Curveballs and Care of Collections at Chastleton!

Published : Fri 16th Mar Author : National Trust

On Tuesday 6th March ten "Passport to your Future" trainees from all over the country headed to Heelis for “moving to employment” and Housekeeping training. The career development day focused on all important CV writing and how to sell yourself to possible employers- celebrity style! Emma and Sian gave us an insight into what goes on behind the recruitment scenes and secrets on how to make the shortlist. The scariest bit for most was the mock interviews and there was no getting away from the curveball questions.After a hard day at work, we headed off toward scenic cotsworld town Moreton in Marsh to check into our posh “penthouse suites” at the Redesdale Arms Hotel where we were spoilt with jacuzzi baths and complimentary sherry- a taste of the good life!

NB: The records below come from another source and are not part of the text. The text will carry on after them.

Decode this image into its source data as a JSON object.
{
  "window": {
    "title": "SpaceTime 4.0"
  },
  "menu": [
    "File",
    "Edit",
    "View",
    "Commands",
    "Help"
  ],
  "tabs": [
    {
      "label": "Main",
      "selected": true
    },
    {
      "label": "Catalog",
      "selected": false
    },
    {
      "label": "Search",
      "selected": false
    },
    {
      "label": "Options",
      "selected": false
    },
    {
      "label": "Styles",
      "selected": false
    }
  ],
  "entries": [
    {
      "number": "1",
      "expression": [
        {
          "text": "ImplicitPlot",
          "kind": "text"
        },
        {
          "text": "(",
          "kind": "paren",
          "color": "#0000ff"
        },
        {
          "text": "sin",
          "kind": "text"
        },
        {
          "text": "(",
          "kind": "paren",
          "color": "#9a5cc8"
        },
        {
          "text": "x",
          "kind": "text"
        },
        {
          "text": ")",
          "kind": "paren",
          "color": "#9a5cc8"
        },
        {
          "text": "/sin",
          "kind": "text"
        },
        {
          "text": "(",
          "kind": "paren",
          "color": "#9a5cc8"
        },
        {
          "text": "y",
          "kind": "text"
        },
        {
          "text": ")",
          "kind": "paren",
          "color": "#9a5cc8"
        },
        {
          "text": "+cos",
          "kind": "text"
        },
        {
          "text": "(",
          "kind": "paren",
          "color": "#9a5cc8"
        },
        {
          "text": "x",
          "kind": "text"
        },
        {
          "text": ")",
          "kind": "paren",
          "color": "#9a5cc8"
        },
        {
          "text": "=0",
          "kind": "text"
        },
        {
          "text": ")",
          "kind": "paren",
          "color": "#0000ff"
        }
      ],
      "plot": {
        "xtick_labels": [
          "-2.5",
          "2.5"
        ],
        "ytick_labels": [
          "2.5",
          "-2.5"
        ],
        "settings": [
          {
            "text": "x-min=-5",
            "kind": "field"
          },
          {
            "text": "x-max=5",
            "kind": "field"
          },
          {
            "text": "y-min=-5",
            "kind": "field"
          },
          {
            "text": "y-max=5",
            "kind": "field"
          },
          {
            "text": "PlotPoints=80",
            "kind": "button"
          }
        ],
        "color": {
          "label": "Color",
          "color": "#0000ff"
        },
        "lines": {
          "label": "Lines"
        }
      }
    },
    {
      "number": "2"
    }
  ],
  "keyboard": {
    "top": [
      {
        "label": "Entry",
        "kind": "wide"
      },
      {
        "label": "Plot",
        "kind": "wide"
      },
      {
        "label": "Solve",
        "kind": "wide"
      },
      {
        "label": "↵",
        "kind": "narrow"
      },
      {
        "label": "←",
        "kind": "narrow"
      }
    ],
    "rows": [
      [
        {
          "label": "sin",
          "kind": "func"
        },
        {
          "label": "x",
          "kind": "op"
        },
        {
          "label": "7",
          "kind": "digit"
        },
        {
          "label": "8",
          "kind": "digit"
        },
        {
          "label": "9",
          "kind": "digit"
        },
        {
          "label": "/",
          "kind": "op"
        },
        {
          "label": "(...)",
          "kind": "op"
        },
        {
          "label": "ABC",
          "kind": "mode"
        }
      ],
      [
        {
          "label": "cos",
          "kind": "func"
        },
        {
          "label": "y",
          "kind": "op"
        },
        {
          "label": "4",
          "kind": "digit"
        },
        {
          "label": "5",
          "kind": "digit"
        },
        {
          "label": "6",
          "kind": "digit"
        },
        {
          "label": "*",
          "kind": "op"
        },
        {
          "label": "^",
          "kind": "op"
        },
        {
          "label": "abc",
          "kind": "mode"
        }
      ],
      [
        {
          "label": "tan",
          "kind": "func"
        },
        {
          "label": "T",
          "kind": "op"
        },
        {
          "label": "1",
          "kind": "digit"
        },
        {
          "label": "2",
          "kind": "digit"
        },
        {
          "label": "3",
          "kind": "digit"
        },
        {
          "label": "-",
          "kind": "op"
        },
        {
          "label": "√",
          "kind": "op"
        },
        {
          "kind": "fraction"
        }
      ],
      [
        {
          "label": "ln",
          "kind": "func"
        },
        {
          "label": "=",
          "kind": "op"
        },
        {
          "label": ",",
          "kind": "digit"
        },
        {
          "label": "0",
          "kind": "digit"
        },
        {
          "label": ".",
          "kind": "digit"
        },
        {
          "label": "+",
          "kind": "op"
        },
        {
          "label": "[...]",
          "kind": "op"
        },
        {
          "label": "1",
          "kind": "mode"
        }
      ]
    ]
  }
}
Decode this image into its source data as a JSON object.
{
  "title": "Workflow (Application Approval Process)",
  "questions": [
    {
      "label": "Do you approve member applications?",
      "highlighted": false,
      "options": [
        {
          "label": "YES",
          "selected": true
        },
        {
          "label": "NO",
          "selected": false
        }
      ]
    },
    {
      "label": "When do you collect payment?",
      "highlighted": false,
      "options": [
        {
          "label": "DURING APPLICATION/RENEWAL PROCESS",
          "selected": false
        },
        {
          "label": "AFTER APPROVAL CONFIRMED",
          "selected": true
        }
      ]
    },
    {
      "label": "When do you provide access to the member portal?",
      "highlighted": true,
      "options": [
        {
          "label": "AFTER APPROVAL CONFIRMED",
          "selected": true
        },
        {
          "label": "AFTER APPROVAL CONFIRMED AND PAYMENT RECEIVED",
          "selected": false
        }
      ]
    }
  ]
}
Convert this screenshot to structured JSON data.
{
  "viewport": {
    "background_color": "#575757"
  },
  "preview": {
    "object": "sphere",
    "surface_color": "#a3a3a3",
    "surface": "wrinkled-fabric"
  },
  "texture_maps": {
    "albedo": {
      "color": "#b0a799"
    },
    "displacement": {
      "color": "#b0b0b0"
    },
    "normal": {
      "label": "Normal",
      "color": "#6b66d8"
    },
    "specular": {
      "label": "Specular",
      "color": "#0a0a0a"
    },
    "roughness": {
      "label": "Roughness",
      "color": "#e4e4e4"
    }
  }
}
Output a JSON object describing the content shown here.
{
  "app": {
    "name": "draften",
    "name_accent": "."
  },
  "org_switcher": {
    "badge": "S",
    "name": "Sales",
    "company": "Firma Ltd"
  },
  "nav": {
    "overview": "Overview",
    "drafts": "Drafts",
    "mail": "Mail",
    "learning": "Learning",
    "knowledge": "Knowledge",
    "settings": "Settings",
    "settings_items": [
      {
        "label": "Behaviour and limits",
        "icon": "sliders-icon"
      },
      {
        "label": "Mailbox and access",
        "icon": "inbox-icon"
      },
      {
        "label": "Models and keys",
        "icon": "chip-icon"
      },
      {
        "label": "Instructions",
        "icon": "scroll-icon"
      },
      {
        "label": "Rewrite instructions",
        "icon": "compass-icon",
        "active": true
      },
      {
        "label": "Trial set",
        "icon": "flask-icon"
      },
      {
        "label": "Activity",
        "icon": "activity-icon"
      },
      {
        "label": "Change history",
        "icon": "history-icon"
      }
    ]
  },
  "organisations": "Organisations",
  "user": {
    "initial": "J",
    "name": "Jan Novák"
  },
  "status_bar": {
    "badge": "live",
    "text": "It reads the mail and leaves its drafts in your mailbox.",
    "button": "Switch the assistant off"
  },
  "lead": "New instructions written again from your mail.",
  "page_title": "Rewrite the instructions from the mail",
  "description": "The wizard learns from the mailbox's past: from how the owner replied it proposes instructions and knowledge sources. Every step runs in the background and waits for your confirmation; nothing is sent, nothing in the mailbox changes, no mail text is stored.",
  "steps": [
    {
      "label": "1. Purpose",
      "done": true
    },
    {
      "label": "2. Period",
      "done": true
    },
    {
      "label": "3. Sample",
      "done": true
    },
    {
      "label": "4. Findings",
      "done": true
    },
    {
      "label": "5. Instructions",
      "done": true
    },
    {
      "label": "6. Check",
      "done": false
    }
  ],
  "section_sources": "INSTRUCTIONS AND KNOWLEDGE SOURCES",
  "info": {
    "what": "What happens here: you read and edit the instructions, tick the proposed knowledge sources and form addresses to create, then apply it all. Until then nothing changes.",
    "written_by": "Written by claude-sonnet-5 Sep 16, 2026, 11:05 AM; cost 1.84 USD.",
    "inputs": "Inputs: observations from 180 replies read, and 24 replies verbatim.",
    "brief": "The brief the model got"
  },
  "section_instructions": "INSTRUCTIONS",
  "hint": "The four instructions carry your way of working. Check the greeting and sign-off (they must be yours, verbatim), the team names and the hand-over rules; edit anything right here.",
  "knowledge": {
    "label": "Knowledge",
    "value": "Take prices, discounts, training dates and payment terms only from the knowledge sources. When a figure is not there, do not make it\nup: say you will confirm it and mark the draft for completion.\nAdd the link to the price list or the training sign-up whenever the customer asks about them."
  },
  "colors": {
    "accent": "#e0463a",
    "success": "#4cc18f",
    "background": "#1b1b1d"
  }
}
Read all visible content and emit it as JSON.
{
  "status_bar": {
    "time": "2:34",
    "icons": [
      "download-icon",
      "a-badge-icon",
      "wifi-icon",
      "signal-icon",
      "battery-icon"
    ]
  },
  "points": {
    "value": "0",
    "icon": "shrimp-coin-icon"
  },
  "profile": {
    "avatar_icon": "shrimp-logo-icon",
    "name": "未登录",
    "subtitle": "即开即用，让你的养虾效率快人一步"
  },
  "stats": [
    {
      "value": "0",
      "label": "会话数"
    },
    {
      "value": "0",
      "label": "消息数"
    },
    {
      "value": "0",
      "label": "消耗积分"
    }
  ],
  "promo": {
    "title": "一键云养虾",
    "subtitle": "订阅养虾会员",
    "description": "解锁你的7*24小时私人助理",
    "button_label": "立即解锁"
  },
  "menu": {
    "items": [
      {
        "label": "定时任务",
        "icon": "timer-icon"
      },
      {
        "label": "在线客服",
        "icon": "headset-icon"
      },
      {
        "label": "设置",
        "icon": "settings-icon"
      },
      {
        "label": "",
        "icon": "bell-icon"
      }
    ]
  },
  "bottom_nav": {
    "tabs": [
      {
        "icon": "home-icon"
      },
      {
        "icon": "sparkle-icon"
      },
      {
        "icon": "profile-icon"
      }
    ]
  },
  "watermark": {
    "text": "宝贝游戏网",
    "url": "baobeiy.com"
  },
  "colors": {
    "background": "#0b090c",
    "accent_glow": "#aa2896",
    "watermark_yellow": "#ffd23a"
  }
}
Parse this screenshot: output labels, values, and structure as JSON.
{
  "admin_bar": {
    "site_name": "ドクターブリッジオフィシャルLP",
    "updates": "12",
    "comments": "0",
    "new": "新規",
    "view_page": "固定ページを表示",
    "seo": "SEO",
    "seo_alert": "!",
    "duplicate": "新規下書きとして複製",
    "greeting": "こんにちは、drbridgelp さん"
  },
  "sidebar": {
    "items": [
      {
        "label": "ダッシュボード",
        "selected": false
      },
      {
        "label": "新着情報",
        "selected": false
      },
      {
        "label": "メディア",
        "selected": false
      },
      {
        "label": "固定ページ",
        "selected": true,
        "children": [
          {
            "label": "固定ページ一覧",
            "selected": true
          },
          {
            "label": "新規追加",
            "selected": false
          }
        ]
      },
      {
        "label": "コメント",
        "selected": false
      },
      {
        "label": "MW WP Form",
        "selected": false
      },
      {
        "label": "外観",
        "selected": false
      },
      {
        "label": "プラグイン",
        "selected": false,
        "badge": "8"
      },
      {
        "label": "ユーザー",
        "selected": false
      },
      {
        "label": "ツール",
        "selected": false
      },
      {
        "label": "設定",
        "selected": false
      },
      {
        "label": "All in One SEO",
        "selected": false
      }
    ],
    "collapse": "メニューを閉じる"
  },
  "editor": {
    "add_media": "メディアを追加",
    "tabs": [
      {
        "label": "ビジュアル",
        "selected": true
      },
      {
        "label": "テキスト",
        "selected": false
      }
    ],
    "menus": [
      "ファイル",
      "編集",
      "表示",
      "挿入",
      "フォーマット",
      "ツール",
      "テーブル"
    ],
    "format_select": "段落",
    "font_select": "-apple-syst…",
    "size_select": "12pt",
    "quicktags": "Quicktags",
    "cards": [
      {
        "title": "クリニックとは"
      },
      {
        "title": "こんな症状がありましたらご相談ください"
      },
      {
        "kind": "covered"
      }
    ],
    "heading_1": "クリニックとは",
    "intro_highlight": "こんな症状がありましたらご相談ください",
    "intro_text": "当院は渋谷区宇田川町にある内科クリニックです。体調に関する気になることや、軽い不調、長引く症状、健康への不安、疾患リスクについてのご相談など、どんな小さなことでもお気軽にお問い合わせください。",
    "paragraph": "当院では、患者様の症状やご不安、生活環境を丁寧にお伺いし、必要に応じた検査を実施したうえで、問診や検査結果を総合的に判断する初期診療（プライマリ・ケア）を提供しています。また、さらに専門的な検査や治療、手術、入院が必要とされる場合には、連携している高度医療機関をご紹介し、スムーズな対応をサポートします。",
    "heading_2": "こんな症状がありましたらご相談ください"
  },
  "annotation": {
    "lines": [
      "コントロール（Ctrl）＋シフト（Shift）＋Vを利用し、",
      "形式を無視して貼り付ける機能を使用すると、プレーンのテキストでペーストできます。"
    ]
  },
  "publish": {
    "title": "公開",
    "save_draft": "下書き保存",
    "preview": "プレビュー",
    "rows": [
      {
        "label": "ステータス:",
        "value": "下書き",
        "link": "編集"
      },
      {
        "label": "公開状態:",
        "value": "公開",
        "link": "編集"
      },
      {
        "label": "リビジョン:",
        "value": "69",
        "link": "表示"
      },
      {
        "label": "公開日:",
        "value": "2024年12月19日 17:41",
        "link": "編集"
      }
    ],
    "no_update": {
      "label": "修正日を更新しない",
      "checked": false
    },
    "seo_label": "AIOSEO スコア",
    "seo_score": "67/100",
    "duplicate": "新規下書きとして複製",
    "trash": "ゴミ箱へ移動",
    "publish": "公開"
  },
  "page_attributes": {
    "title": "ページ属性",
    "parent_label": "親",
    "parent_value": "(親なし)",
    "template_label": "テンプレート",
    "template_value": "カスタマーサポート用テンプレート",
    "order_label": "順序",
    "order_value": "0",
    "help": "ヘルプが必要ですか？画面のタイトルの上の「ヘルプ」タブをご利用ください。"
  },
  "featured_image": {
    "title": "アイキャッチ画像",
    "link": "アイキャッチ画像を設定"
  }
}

On Wednesday morning after a full English we headed toward  NT Chastleton, a Jacobean country house built between 107 and 1612 by a prosperous wool merchant as an impressive statement of wealth and power. Shortly after being built the family ran out of money and the house remained essentially unchanged for nearly 400 years as the interiors gradually succumbed to the ravages of time. With virtually no intrusion from the 21st century, this fascinating place exudes an informal and timeless atmosphere in a gloriously unspoilt setting, truly taking a step back in time- dust, cobwebs and all!

The Housekeeping training at Chastleton was presented by NT conservators and began with Light and RH training by Nigel Blades. Light monitoring involved doing spot readings with the hand held Elsec monitor,record keeping and the use of basic controls to reduce light e.g black out blinds, UV filters and blue wool dosimeters. RH training involved monitoring and basic controls also with the Elsec and existing Hanwell Monitoring systems in rooms.

Everybody loves creepy crawlies and us NT lot particularly love getting rid of em.’ Thats where Assistant conservator Catherine Harris came in- IPM or Integrated Pest Management. We got to I.D them bugs, looked at ways of trappin em’ and we were involved in the serious bit of record keeping…to end off we all did the woolly bear dance.

After lunch we got down and dirty with the nitty gritty looking at depth of cleaning in relation to location/visitor numbers/object condition. Identification of material types and related cleaning techniques, planned a House Keeping plan for a room and review of display mechanisms/protective measures/packing and moving techniques.

Republished by kind permission from the NT Passport To Your Future blog (http://ntpassporttoyourfuture.wordpress.com)